    His example also taught me to question a doctor (he was prescribed a medicine against his high blood pressure and one to raise it, when the first medicine made him dizzy …)
    And I learned from him that you have to stand up and draw a line to not end up a victim.
    So I learned both from good and bad habits of his. I was living with him and my grandma for most of my life, only somewhere along 3 years I spent with my parents.

    Liked by 1 person

    • Chandra Lynn says:

      This is an incredible list! You could have very well written your own blog post. And it’s not too late–you should do it! All valuable lessons, but I’m seriously laughing at how you were taught to read. It worked! No primers for you!

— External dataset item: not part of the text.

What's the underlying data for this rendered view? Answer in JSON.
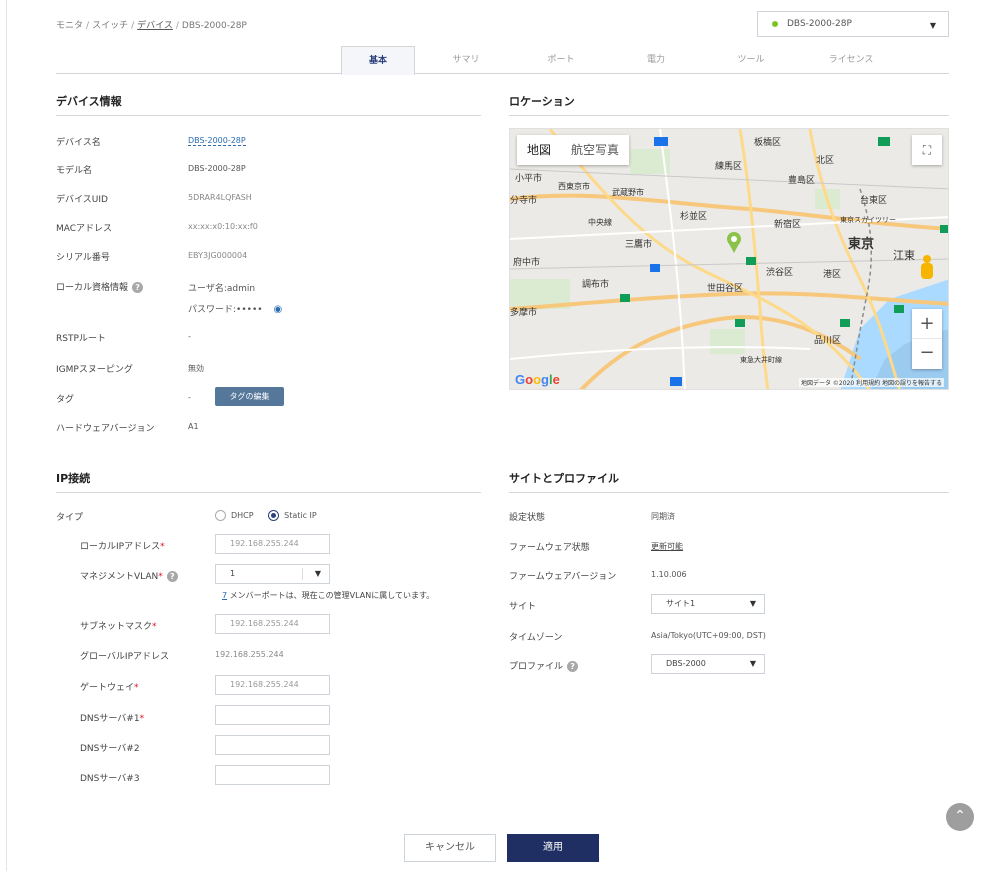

      Liked by 1 person

      • franhunne4u says:

        I am not sure if he really got the most gruesome headlines out or if he skipped the lessons on days when it was very improper. But we are German, we are rather relaxed (and my grandfather was born in 1910, when Germany still had an emperor!) what little children can take – and what screws them up forever.

        Like

  3. Minister Jeanie Shepard says:

    Hello Chandra,
    What a delightful post! Your Father was indeed a wise man. All that he shared with you were strong building blocks to a bright and successful future. I need to write down those important facts to share with my grandchildren. Thank you for sharing. Have an extraordinary day! God bless.

    Liked by 1 person

Talk to me...

Fill in your details below or click an icon to log in:

WordPress.com Logo

You are commenting using your WordPress.com account. Log Out /  Change )

Google+ photo

You are commenting using your Google+ account. Log Out /  Change )

Twitter picture

You are commenting using your Twitter account. Log Out /  Change )

Facebook photo

You are commenting using your Facebook account. Log Out /  Change )

Connecting to %s

This site uses Akismet to reduce spam. Learn how your comment data is processed.